A good meta description can set your page apart, and a bad one can set you back a good deal. Understanding how to write a good meta description is an essential SEO skill, especially if you’re doing your digital marketing alone.
We’re going to look at the ins and outs of the SEO meta description today, giving you some insight on how to write one. We hope the ideas below give you some confidence the next time you sit down to tune up your SEO.
Let’s get started.
First Things First: What’s A Meta Description?
The meta description is a section of text that appears below your primary link in a search engine listing. The user sees the primary link, then looks below and reads the fine print to see if the article will meet their needs.
So, the purpose of the meta description is to provide information that’s more specific than the information in your title. It’s where users look when they’re considering your site, but they’re not sure how relevant it will be to their search.
This makes meta description very important simply from a user-experience perspective. If you don’t do a good job with it, people might opt for one of your competitors instead. Further, the meta description holds a really important role in SEO.
The nature of your meta description is an indication of relevance to the search engine algorithm. It gives the algorithm some key information about the nature of the content and where it should get ranked.
There are about 200 other factors that might be a little more important, however, so the SEO value of a good meta description comes as a little bonus. The primary goal is to make the description enticing and readable for users.
Let’s see how you can do that.
How to Write a Good Meta Description
The first thing to think about when writing the meta description is the character count. You’re seriously limited when it comes to the number of characters you can use in this description.
You’ll often see meta descriptions written as though there’s unlimited room to roam. These are the ones that start and quickly cut off mid-sentence.
You have 160 characters to work with. After that number, the writing just falls off the page. Here’s an example of a 160-character meta description:
“If your feet hurt, you might need shoe inserts. Inserts are a great way to address support issues and pain. Learn more about how to treat your foot pain here.”
Generally speaking, 160 characters come out to around 3 short sentences. It’s very frustrating and difficult to try and count the characters yourself, especially as you’re writing. That’s why it’s important to have a tool like the one on this website that can help you count characters.
Within the “3 sentences, 160-character” framework, you have to try and make the writing enticing. Let’s dive into each of the three sentences and see how to use them effectively.
Sentence One: Indication of Relevance
The first sentence tells the reader whether or not they’re interested. It just sets the context for the entire article and lets readers know whether this is the type of subject matter they’re looking for.
If your content is about the troubles of pet ownership, you might make the first sentence of the meta description “Pet ownership can be bittersweet.” You. might also say something like, “You love your pet, but ownership can be challenging.”
Or, say that your content is about interior design tips. The first sentence of the description could be “We all need a little help with interior design.” You can use this sentence to incorporate a little personality as well.

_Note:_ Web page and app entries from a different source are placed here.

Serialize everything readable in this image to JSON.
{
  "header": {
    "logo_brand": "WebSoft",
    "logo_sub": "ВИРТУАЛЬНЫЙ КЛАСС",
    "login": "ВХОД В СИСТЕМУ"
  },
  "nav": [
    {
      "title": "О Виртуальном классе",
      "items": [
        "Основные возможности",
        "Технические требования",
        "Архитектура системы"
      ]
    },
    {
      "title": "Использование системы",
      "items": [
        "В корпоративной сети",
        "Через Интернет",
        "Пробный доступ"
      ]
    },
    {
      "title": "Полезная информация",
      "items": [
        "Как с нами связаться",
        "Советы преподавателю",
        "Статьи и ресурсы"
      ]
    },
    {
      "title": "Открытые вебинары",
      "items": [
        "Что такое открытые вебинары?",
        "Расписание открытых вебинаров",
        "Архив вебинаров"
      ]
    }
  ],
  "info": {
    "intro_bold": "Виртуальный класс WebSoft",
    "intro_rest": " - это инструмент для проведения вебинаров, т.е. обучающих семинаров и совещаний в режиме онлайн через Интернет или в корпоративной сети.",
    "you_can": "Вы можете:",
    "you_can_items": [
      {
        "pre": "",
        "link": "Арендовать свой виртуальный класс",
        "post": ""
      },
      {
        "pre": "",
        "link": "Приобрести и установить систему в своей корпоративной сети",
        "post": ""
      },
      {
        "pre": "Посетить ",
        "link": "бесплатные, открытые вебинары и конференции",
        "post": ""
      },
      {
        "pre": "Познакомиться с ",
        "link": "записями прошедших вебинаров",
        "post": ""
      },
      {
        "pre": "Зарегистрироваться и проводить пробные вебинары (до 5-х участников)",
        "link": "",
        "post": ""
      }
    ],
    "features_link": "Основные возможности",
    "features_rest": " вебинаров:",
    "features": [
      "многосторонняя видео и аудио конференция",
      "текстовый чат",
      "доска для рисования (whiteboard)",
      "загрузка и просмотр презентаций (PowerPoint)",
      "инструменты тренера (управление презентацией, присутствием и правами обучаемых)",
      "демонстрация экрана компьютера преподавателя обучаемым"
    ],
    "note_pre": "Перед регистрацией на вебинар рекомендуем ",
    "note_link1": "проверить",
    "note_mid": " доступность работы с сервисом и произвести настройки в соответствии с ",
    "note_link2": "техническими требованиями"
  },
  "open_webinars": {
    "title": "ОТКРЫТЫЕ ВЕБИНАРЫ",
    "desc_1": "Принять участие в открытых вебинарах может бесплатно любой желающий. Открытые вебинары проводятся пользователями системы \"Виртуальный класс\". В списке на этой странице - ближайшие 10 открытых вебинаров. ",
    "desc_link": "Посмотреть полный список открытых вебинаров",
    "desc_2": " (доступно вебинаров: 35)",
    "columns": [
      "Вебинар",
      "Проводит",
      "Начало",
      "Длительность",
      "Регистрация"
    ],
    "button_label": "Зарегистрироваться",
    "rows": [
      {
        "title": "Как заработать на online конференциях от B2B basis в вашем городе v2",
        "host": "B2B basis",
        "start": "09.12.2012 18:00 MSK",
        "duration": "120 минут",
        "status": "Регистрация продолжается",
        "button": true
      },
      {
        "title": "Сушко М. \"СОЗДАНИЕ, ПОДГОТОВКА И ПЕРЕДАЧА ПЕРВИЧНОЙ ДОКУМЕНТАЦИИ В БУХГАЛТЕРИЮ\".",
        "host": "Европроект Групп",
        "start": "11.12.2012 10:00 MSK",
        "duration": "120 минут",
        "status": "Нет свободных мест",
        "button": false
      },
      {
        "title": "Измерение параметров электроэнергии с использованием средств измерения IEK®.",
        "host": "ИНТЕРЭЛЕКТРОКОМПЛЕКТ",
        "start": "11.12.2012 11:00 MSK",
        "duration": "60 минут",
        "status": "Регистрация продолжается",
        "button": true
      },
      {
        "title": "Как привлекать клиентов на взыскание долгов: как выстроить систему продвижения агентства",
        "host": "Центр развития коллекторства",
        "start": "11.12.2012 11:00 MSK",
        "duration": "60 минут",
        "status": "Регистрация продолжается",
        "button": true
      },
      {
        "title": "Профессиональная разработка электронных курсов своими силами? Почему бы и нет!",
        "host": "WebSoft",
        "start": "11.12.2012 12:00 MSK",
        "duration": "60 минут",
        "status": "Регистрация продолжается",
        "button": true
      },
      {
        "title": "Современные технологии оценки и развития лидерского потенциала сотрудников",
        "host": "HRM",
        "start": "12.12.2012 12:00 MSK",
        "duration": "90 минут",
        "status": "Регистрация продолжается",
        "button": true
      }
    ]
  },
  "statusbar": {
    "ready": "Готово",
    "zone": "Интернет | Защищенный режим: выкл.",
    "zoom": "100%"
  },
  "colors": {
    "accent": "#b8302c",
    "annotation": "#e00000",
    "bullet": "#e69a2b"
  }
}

Nobody wants to click on something that says “this article is about interior design” or “this is an article with tips.” Use a little flair and make it personal!

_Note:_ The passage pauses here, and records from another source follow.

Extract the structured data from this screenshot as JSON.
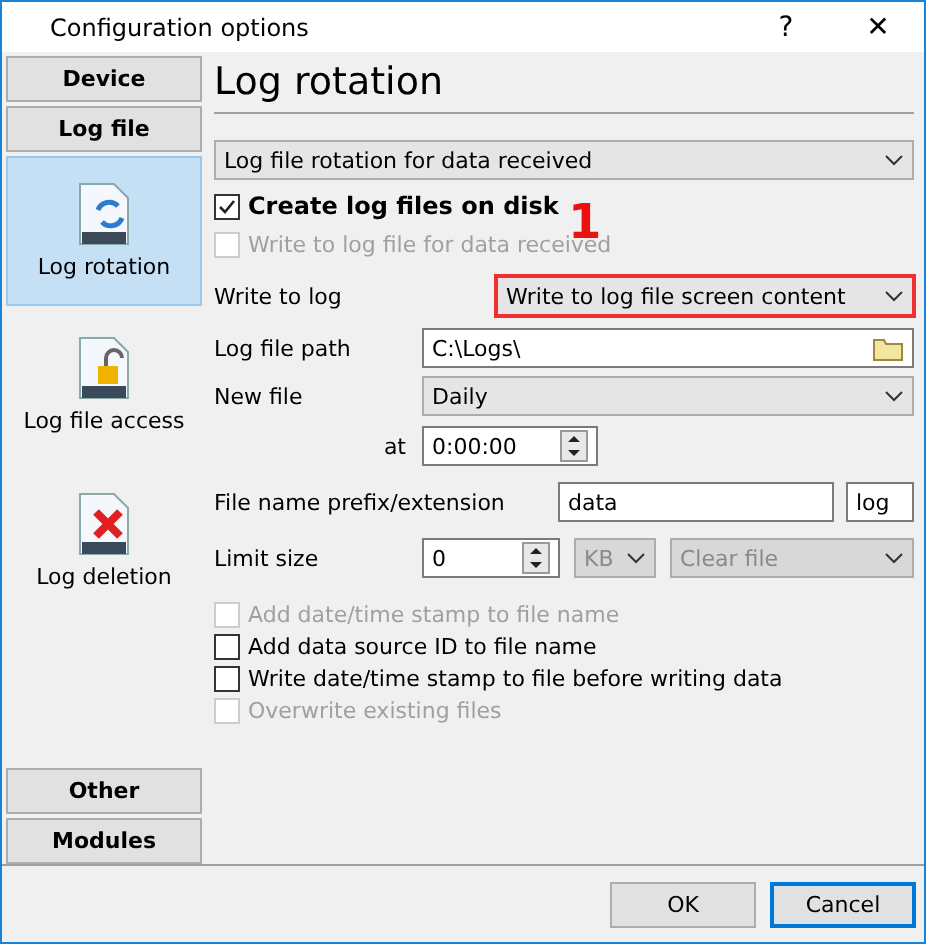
{
  "window": {
    "title": "Configuration options",
    "help": "?",
    "close": "✕"
  },
  "sidebar": {
    "groups": [
      {
        "label": "Device"
      },
      {
        "label": "Log file",
        "items": [
          {
            "label": "Log rotation",
            "kind": "rotate",
            "selected": true
          },
          {
            "label": "Log file access",
            "kind": "lock",
            "selected": false
          },
          {
            "label": "Log deletion",
            "kind": "delete",
            "selected": false
          }
        ]
      },
      {
        "label": "Other"
      },
      {
        "label": "Modules"
      }
    ]
  },
  "page": {
    "title": "Log rotation",
    "mode_dropdown": {
      "value": "Log file rotation for data received"
    },
    "create_checkbox": {
      "label": "Create log files on disk",
      "checked": true,
      "disabled": false
    },
    "received_checkbox": {
      "label": "Write to log file for data received",
      "checked": false,
      "disabled": true
    },
    "write_to_log": {
      "label": "Write to log",
      "value": "Write to log file screen content",
      "highlighted": true,
      "annotation": "1"
    },
    "log_path": {
      "label": "Log file path",
      "value": "C:\\Logs\\"
    },
    "new_file": {
      "label": "New file",
      "value": "Daily"
    },
    "at": {
      "label": "at",
      "value": "0:00:00"
    },
    "prefix": {
      "label": "File name prefix/extension",
      "value": "data",
      "extension": "log"
    },
    "limit": {
      "label": "Limit size",
      "value": "0",
      "unit": "KB",
      "unit_disabled": true,
      "action": "Clear file",
      "action_disabled": true
    },
    "options": [
      {
        "label": "Add date/time stamp to file name",
        "checked": false,
        "disabled": true
      },
      {
        "label": "Add data source ID to file name",
        "checked": false,
        "disabled": false
      },
      {
        "label": "Write date/time stamp to file before writing data",
        "checked": false,
        "disabled": false
      },
      {
        "label": "Overwrite existing files",
        "checked": false,
        "disabled": true
      }
    ]
  },
  "buttons": [
    {
      "label": "OK",
      "default": false
    },
    {
      "label": "Cancel",
      "default": true
    }
  ]
}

Sentence Two: The Solution
Every time someone makes a search, they have a question. This isn’t always a question in the sense that it ends with a question mark, but there’s always a need that needs to be met.
If they already had the answer or met their need, the user wouldn’t need to make a keyword search. The first sentence of the meta description lets them know that they’re in the right place.
The second sentence lets them know that there’s an answer to their question. For example, if our first sentence was “Pet ownership can be bittersweet sometimes,” our second sentence could be “That said, it gets easier with the help of a good trainer.”
We’re indicating that there’s a solution, and the fact that we’re talking about it implies that more information is included in the article. You don’t necessarily want to give the full solution within the description, though. Otherwise, the reader wouldn’t have a reason to click.
For example, the following meta description might not be the best:
“Wondering how many birds there are? There are 2,506 known birds. That’s the exact number of known birds.” You have to draw the user to click on your article and read your content; otherwise, you don’t see any of the SEO benefits.
Sentence Three: The Call to Action
The final sentence is the easiest one to create. You just need to say that you’ve got the information they’re looking for.
Look at this completed meta description:
“Pet ownership can be bittersweet sometimes. That said, it gets easier with the help of a good trainer. Find great trainers here.”
“Find great trainers here” implores the reader to visit the site and solve their problem. If you can fit all three of those elements into a 160-character meta description, you’ll have an excellent link!
If you’re not interested in managing the process yourself, you could always have an expert with an SEO agency handle the optimization process.
Want to Learn More About SEO?
We hope our look at how to write a good meta description was useful to you. There’s a lot more to learn, though. We’re here to help.
Explore our site for more ideas on how to optimize your site, write compelling web copy, and a whole lot more.